--- Exercise goal ---
Return each line of the listing that contains the string "chevron".

======== Given records ========

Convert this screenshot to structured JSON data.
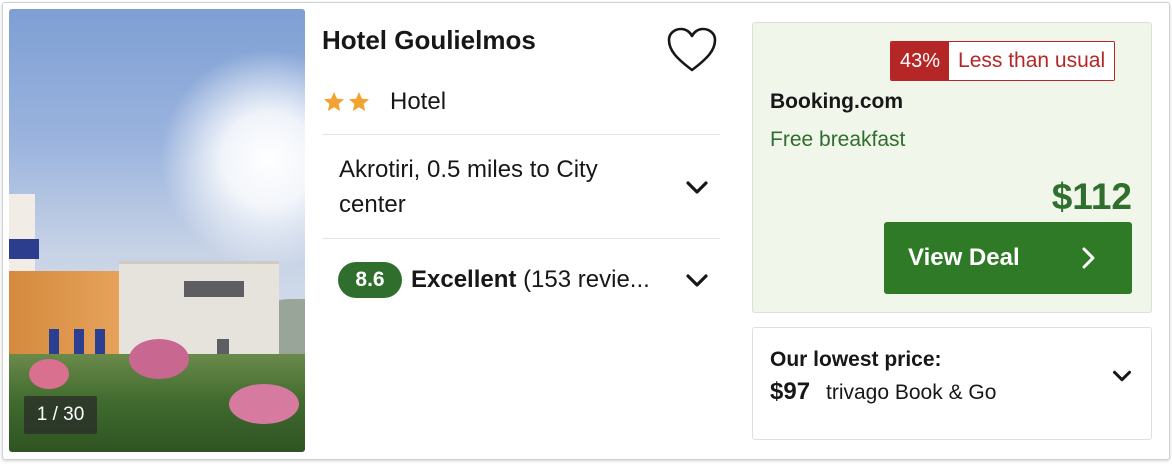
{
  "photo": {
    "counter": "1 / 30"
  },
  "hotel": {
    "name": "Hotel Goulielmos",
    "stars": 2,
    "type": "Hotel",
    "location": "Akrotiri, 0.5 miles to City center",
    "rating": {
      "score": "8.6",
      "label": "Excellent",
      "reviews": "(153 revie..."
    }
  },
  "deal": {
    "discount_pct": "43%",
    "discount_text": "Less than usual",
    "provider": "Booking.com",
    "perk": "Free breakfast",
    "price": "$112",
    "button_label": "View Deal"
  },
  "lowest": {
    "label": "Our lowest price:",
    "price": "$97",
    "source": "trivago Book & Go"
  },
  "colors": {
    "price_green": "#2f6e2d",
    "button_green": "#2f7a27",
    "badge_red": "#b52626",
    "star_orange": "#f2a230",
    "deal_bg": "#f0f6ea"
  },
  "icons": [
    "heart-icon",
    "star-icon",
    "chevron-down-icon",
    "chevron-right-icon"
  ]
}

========

--- Solved exercise ---
    "chevron-down-icon",
    "chevron-right-icon"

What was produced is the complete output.